**REQUIREMENT**. Please write out the listing exactly, with nothing altered.

**INPUT FOR THIS TASK**.
____

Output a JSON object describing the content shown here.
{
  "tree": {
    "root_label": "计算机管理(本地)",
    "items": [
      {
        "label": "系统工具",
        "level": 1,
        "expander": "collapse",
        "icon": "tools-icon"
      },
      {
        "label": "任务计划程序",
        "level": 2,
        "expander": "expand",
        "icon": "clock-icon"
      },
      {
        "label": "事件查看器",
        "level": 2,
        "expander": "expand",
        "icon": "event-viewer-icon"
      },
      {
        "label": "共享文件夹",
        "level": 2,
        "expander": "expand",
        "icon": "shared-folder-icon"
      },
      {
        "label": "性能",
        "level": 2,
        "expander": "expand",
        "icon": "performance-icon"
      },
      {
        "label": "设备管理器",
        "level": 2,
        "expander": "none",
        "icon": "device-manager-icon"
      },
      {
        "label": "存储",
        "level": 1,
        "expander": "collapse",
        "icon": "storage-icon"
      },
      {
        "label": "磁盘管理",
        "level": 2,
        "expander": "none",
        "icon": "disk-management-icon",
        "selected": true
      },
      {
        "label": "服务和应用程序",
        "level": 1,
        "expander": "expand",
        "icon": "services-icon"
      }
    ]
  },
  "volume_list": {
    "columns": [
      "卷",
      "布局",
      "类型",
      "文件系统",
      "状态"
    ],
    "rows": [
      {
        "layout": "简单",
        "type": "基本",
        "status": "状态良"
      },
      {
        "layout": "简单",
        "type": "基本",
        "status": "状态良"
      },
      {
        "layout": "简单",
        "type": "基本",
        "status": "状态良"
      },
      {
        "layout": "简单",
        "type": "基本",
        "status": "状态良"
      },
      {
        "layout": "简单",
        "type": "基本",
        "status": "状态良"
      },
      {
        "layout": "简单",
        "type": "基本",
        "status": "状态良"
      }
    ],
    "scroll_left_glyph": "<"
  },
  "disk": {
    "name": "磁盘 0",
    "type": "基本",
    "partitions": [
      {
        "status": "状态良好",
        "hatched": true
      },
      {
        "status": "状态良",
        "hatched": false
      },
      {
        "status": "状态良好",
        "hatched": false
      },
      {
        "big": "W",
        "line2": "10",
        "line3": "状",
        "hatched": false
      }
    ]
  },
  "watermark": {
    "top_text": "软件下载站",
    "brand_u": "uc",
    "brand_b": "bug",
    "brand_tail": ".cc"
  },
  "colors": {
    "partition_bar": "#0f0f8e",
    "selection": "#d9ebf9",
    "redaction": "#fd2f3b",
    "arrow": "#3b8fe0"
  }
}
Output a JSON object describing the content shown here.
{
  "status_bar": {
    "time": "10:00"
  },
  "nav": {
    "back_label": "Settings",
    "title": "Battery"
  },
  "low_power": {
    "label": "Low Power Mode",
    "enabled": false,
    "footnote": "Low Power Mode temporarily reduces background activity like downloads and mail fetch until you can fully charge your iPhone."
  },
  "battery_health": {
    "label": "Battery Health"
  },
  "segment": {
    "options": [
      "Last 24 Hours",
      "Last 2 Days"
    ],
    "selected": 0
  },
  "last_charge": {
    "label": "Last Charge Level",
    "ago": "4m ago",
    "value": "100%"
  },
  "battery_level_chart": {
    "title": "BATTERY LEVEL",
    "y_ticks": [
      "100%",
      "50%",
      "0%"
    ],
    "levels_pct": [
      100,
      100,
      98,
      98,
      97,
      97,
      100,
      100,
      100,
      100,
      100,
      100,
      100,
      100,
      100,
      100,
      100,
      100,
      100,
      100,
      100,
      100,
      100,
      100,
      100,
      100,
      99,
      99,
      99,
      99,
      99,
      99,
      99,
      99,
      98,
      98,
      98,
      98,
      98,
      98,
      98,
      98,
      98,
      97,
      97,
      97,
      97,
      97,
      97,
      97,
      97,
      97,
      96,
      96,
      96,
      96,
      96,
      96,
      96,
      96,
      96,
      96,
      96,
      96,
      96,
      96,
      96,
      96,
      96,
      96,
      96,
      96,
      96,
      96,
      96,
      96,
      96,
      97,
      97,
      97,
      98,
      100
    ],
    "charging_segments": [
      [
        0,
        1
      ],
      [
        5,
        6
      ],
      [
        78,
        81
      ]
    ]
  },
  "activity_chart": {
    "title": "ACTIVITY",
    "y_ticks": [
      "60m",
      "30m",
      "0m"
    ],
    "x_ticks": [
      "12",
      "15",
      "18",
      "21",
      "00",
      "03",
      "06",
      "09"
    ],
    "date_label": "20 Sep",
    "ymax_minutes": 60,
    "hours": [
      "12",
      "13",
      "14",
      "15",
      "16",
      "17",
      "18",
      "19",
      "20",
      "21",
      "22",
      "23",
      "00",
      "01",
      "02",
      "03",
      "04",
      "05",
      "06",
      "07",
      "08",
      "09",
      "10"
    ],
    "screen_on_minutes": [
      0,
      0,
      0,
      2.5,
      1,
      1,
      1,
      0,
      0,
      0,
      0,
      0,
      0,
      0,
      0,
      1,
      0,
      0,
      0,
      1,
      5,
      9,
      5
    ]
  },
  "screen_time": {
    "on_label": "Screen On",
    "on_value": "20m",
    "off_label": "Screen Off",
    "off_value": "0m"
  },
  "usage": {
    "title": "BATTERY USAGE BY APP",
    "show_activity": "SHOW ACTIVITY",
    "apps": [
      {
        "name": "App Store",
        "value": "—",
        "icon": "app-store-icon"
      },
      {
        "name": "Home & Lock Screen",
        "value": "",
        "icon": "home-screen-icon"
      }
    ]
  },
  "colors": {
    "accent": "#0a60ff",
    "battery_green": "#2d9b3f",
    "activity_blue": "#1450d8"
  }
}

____

**RESULT BELOW**.
Output a JSON object describing the content shown here.
{
  "tree": {
    "root_label": "计算机管理(本地)",
    "items": [
      {
        "label": "系统工具",
        "level": 1,
        "expander": "collapse",
        "icon": "tools-icon"
      },
      {
        "label": "任务计划程序",
        "level": 2,
        "expander": "expand",
        "icon": "clock-icon"
      },
      {
        "label": "事件查看器",
        "level": 2,
        "expander": "expand",
        "icon": "event-viewer-icon"
      },
      {
        "label": "共享文件夹",
        "level": 2,
        "expander": "expand",
        "icon": "shared-folder-icon"
      },
      {
        "label": "性能",
        "level": 2,
        "expander": "expand",
        "icon": "performance-icon"
      },
      {
        "label": "设备管理器",
        "level": 2,
        "expander": "none",
        "icon": "device-manager-icon"
      },
      {
        "label": "存储",
        "level": 1,
        "expander": "collapse",
        "icon": "storage-icon"
      },
      {
        "label": "磁盘管理",
        "level": 2,
        "expander": "none",
        "icon": "disk-management-icon",
        "selected": true
      },
      {
        "label": "服务和应用程序",
        "level": 1,
        "expander": "expand",
        "icon": "services-icon"
      }
    ]
  },
  "volume_list": {
    "columns": [
      "卷",
      "布局",
      "类型",
      "文件系统",
      "状态"
    ],
    "rows": [
      {
        "layout": "简单",
        "type": "基本",
        "status": "状态良"
      },
      {
        "layout": "简单",
        "type": "基本",
        "status": "状态良"
      },
      {
        "layout": "简单",
        "type": "基本",
        "status": "状态良"
      },
      {
        "layout": "简单",
        "type": "基本",
        "status": "状态良"
      },
      {
        "layout": "简单",
        "type": "基本",
        "status": "状态良"
      },
      {
        "layout": "简单",
        "type": "基本",
        "status": "状态良"
      }
    ],
    "scroll_left_glyph": "<"
  },
  "disk": {
    "name": "磁盘 0",
    "type": "基本",
    "partitions": [
      {
        "status": "状态良好",
        "hatched": true
      },
      {
        "status": "状态良",
        "hatched": false
      },
      {
        "status": "状态良好",
        "hatched": false
      },
      {
        "big": "W",
        "line2": "10",
        "line3": "状",
        "hatched": false
      }
    ]
  },
  "watermark": {
    "top_text": "软件下载站",
    "brand_u": "uc",
    "brand_b": "bug",
    "brand_tail": ".cc"
  },
  "colors": {
    "partition_bar": "#0f0f8e",
    "selection": "#d9ebf9",
    "redaction": "#fd2f3b",
    "arrow": "#3b8fe0"
  }
}
Output a JSON object describing the content shown here.
{
  "status_bar": {
    "time": "10:00"
  },
  "nav": {
    "back_label": "Settings",
    "title": "Battery"
  },
  "low_power": {
    "label": "Low Power Mode",
    "enabled": false,
    "footnote": "Low Power Mode temporarily reduces background activity like downloads and mail fetch until you can fully charge your iPhone."
  },
  "battery_health": {
    "label": "Battery Health"
  },
  "segment": {
    "options": [
      "Last 24 Hours",
      "Last 2 Days"
    ],
    "selected": 0
  },
  "last_charge": {
    "label": "Last Charge Level",
    "ago": "4m ago",
    "value": "100%"
  },
  "battery_level_chart": {
    "title": "BATTERY LEVEL",
    "y_ticks": [
      "100%",
      "50%",
      "0%"
    ],
    "levels_pct": [
      100,
      100,
      98,
      98,
      97,
      97,
      100,
      100,
      100,
      100,
      100,
      100,
      100,
      100,
      100,
      100,
      100,
      100,
      100,
      100,
      100,
      100,
      100,
      100,
      100,
      100,
      99,
      99,
      99,
      99,
      99,
      99,
      99,
      99,
      98,
      98,
      98,
      98,
      98,
      98,
      98,
      98,
      98,
      97,
      97,
      97,
      97,
      97,
      97,
      97,
      97,
      97,
      96,
      96,
      96,
      96,
      96,
      96,
      96,
      96,
      96,
      96,
      96,
      96,
      96,
      96,
      96,
      96,
      96,
      96,
      96,
      96,
      96,
      96,
      96,
      96,
      96,
      97,
      97,
      97,
      98,
      100
    ],
    "charging_segments": [
      [
        0,
        1
      ],
      [
        5,
        6
      ],
      [
        78,
        81
      ]
    ]
  },
  "activity_chart": {
    "title": "ACTIVITY",
    "y_ticks": [
      "60m",
      "30m",
      "0m"
    ],
    "x_ticks": [
      "12",
      "15",
      "18",
      "21",
      "00",
      "03",
      "06",
      "09"
    ],
    "date_label": "20 Sep",
    "ymax_minutes": 60,
    "hours": [
      "12",
      "13",
      "14",
      "15",
      "16",
      "17",
      "18",
      "19",
      "20",
      "21",
      "22",
      "23",
      "00",
      "01",
      "02",
      "03",
      "04",
      "05",
      "06",
      "07",
      "08",
      "09",
      "10"
    ],
    "screen_on_minutes": [
      0,
      0,
      0,
      2.5,
      1,
      1,
      1,
      0,
      0,
      0,
      0,
      0,
      0,
      0,
      0,
      1,
      0,
      0,
      0,
      1,
      5,
      9,
      5
    ]
  },
  "screen_time": {
    "on_label": "Screen On",
    "on_value": "20m",
    "off_label": "Screen Off",
    "off_value": "0m"
  },
  "usage": {
    "title": "BATTERY USAGE BY APP",
    "show_activity": "SHOW ACTIVITY",
    "apps": [
      {
        "name": "App Store",
        "value": "—",
        "icon": "app-store-icon"
      },
      {
        "name": "Home & Lock Screen",
        "value": "",
        "icon": "home-screen-icon"
      }
    ]
  },
  "colors": {
    "accent": "#0a60ff",
    "battery_green": "#2d9b3f",
    "activity_blue": "#1450d8"
  }
}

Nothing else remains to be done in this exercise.